[Dataset excerpts]
===
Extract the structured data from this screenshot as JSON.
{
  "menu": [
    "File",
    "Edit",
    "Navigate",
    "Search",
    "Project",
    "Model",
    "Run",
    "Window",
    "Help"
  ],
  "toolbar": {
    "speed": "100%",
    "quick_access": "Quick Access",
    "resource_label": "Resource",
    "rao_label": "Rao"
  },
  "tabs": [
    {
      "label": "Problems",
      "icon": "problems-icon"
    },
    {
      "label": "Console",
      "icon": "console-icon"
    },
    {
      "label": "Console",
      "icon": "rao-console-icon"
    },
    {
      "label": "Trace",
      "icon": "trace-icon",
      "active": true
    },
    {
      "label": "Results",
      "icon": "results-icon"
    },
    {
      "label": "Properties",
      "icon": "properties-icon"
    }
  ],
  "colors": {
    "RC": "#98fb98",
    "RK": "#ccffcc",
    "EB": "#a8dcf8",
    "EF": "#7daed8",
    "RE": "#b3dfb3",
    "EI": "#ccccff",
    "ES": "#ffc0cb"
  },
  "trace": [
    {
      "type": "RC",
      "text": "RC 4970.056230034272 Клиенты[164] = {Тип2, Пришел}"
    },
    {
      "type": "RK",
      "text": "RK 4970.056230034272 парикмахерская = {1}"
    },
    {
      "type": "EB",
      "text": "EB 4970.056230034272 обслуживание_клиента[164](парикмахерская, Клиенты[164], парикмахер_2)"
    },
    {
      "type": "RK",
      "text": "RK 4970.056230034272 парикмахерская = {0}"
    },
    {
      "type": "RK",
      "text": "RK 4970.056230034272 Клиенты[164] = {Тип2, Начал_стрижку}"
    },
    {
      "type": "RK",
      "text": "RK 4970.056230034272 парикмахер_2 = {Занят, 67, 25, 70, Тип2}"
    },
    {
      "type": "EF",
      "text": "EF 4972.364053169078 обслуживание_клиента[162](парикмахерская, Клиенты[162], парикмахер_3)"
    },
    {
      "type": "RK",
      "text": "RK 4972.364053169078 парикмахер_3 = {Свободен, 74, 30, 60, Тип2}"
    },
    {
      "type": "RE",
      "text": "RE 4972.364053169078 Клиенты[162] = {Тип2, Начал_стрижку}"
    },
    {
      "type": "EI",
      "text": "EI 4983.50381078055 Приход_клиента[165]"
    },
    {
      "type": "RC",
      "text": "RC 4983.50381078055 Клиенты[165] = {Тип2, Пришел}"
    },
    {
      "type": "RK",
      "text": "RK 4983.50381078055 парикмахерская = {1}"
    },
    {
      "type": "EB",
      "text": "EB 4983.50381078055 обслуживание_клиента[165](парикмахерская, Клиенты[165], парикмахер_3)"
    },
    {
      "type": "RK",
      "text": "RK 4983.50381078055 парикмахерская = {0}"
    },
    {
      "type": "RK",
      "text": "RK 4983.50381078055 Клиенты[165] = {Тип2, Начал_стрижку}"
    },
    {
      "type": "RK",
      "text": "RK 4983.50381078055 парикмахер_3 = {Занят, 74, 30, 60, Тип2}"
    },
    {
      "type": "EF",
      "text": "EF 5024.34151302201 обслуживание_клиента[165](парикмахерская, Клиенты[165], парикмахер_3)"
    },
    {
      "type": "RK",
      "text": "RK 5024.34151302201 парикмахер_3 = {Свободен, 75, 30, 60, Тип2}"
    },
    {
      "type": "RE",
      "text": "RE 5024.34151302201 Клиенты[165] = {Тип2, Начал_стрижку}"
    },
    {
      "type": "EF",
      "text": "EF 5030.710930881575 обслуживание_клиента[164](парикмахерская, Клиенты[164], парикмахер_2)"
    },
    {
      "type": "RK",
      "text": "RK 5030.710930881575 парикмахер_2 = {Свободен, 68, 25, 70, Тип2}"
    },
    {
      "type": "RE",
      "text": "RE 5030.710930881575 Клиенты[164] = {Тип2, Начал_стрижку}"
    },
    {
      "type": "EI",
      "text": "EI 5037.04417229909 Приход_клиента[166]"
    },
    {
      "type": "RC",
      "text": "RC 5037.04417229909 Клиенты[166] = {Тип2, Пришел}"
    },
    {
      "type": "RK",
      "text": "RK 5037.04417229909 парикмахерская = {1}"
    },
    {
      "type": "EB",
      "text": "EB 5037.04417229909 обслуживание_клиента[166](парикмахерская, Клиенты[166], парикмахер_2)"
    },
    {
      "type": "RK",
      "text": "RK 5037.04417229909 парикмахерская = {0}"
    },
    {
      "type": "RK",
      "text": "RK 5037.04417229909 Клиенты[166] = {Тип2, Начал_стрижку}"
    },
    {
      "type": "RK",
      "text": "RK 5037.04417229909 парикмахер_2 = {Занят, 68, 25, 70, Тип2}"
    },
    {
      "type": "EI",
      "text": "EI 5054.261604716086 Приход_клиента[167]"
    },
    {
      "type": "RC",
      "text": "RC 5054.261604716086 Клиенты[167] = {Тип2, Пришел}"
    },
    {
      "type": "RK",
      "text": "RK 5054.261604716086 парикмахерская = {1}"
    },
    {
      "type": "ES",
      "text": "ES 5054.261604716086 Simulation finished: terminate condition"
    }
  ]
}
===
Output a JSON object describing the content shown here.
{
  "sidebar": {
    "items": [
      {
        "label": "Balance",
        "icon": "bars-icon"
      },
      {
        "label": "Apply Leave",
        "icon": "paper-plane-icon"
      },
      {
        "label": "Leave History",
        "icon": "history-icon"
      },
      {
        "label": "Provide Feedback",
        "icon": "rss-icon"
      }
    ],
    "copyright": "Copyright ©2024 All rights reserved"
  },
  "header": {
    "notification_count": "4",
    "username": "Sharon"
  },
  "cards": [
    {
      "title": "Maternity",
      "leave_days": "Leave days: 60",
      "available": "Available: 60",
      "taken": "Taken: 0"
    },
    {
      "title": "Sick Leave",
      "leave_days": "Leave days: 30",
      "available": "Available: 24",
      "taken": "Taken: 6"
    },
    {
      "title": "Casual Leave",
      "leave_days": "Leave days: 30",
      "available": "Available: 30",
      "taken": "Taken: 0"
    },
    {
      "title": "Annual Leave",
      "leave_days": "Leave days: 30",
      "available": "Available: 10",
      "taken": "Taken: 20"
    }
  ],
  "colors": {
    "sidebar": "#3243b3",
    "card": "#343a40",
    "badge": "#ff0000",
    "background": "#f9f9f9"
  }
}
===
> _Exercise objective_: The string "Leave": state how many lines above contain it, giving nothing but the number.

> _Response below_: 9